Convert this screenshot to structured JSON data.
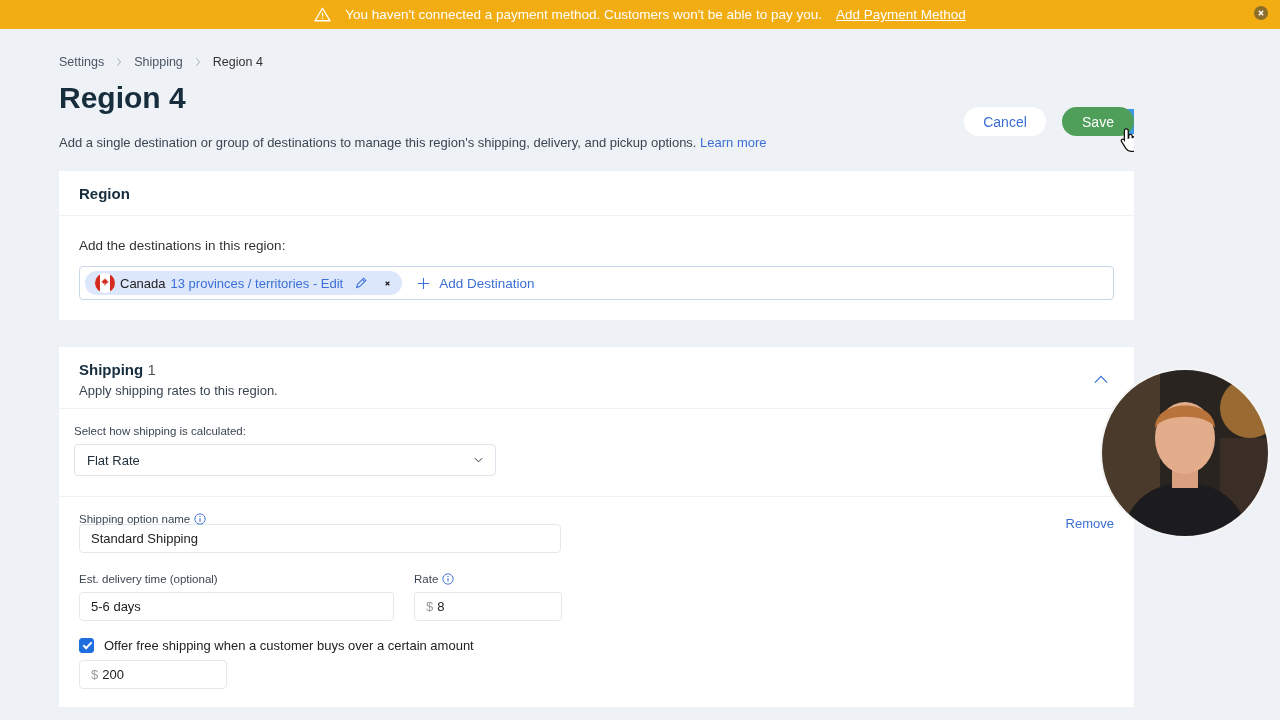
{
  "banner": {
    "message": "You haven't connected a payment method. Customers won't be able to pay you.",
    "link": "Add Payment Method"
  },
  "breadcrumbs": [
    {
      "label": "Settings"
    },
    {
      "label": "Shipping"
    },
    {
      "label": "Region 4"
    }
  ],
  "page": {
    "title": "Region 4",
    "description": "Add a single destination or group of destinations to manage this region's shipping, delivery, and pickup options.",
    "learn_more": "Learn more"
  },
  "actions": {
    "cancel": "Cancel",
    "save": "Save"
  },
  "region": {
    "title": "Region",
    "prompt": "Add the destinations in this region:",
    "destinations": [
      {
        "country": "Canada",
        "detail": "13 provinces / territories - Edit"
      }
    ],
    "add": "Add Destination"
  },
  "shipping": {
    "title": "Shipping",
    "count": "1",
    "subtitle": "Apply shipping rates to this region.",
    "expanded": true,
    "method_label": "Select how shipping is calculated:",
    "method": "Flat Rate",
    "options": [
      {
        "name_label": "Shipping option name",
        "name": "Standard Shipping",
        "remove": "Remove",
        "delivery_label": "Est. delivery time (optional)",
        "delivery": "5-6 days",
        "rate_label": "Rate",
        "currency": "$",
        "rate": "8",
        "free_shipping": {
          "label": "Offer free shipping when a customer buys over a certain amount",
          "checked": true,
          "currency": "$",
          "threshold": "200"
        }
      }
    ]
  }
}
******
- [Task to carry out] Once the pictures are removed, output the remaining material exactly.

- [Response to this task]
Convert this screenshot to structured JSON data.
{
  "banner": {
    "message": "You haven't connected a payment method. Customers won't be able to pay you.",
    "link": "Add Payment Method"
  },
  "breadcrumbs": [
    {
      "label": "Settings"
    },
    {
      "label": "Shipping"
    },
    {
      "label": "Region 4"
    }
  ],
  "page": {
    "title": "Region 4",
    "description": "Add a single destination or group of destinations to manage this region's shipping, delivery, and pickup options.",
    "learn_more": "Learn more"
  },
  "actions": {
    "cancel": "Cancel",
    "save": "Save"
  },
  "region": {
    "title": "Region",
    "prompt": "Add the destinations in this region:",
    "destinations": [
      {
        "country": "Canada",
        "detail": "13 provinces / territories - Edit"
      }
    ],
    "add": "Add Destination"
  },
  "shipping": {
    "title": "Shipping",
    "count": "1",
    "subtitle": "Apply shipping rates to this region.",
    "expanded": true,
    "method_label": "Select how shipping is calculated:",
    "method": "Flat Rate",
    "options": [
      {
        "name_label": "Shipping option name",
        "name": "Standard Shipping",
        "remove": "Remove",
        "delivery_label": "Est. delivery time (optional)",
        "delivery": "5-6 days",
        "rate_label": "Rate",
        "currency": "$",
        "rate": "8",
        "free_shipping": {
          "label": "Offer free shipping when a customer buys over a certain amount",
          "checked": true,
          "currency": "$",
          "threshold": "200"
        }
      }
    ]
  }
}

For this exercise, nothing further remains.